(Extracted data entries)
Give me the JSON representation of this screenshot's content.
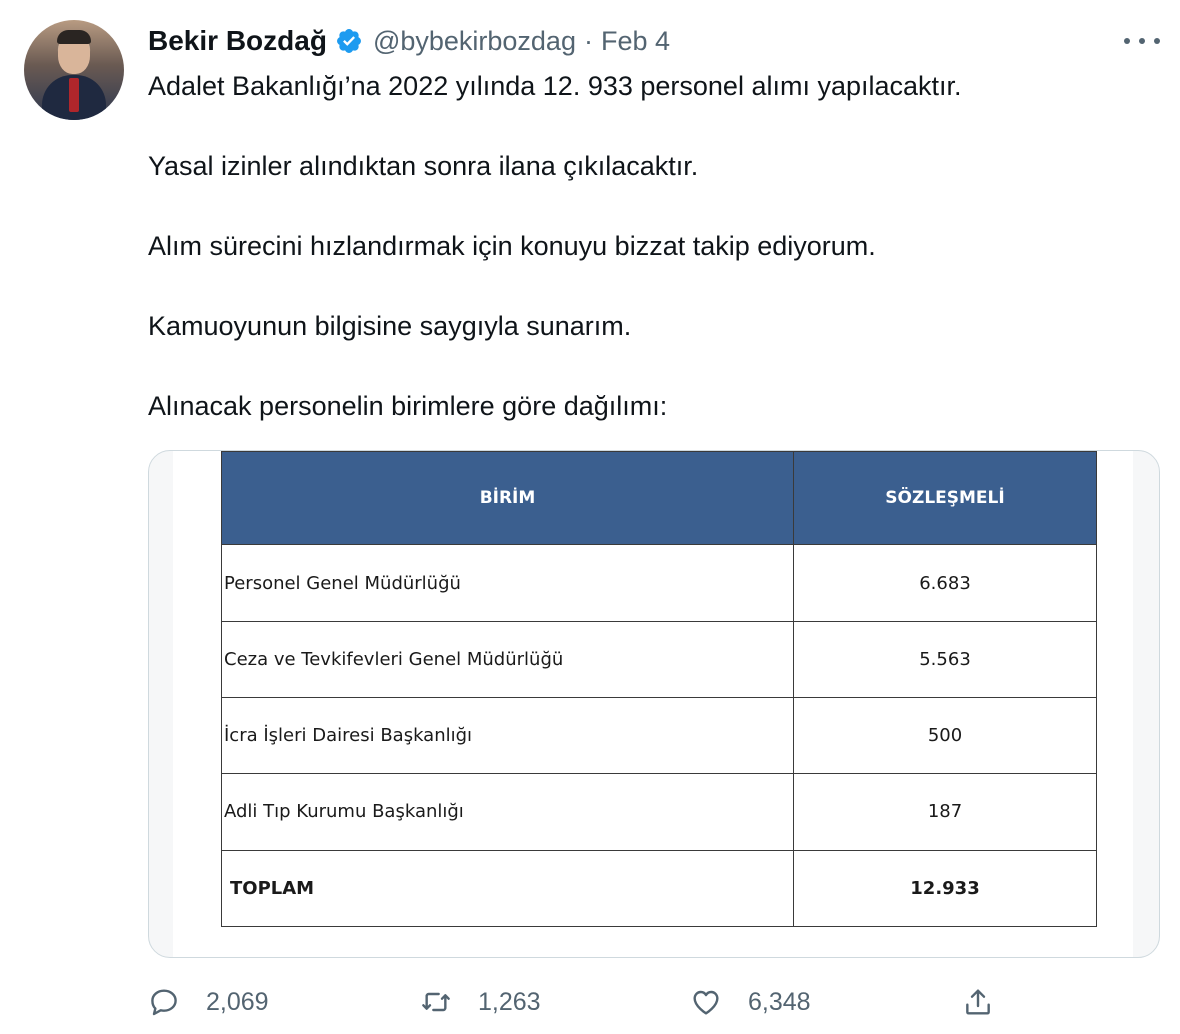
{
  "author": {
    "name": "Bekir Bozdağ",
    "handle": "@bybekirbozdag",
    "separator": "·",
    "date": "Feb 4"
  },
  "tweet": {
    "paragraphs": [
      "Adalet Bakanlığı’na 2022 yılında 12. 933 personel alımı yapılacaktır.",
      "Yasal izinler alındıktan sonra ilana çıkılacaktır.",
      "Alım sürecini hızlandırmak için konuyu bizzat takip ediyorum.",
      "Kamuoyunun bilgisine saygıyla sunarım.",
      "Alınacak personelin birimlere göre dağılımı:"
    ]
  },
  "media_table": {
    "headers": [
      "BİRİM",
      "SÖZLEŞMELİ"
    ],
    "rows": [
      {
        "unit": "Personel Genel Müdürlüğü",
        "count": "6.683"
      },
      {
        "unit": "Ceza ve Tevkifevleri Genel Müdürlüğü",
        "count": "5.563"
      },
      {
        "unit": "İcra İşleri Dairesi Başkanlığı",
        "count": "500"
      },
      {
        "unit": "Adli Tıp Kurumu Başkanlığı",
        "count": "187"
      }
    ],
    "total": {
      "unit": "TOPLAM",
      "count": "12.933"
    },
    "header_color": "#3b5f8f"
  },
  "actions": {
    "replies": "2,069",
    "retweets": "1,263",
    "likes": "6,348"
  },
  "colors": {
    "verified": "#1d9bf0",
    "secondary_text": "#536471"
  },
  "icons": {
    "verified": "verified-badge-icon",
    "more": "more-icon",
    "reply": "reply-icon",
    "retweet": "retweet-icon",
    "like": "heart-icon",
    "share": "share-icon"
  }
}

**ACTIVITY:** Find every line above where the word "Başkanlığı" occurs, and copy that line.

**RESPONSE:**
        "unit": "İcra İşleri Dairesi Başkanlığı",
        "unit": "Adli Tıp Kurumu Başkanlığı",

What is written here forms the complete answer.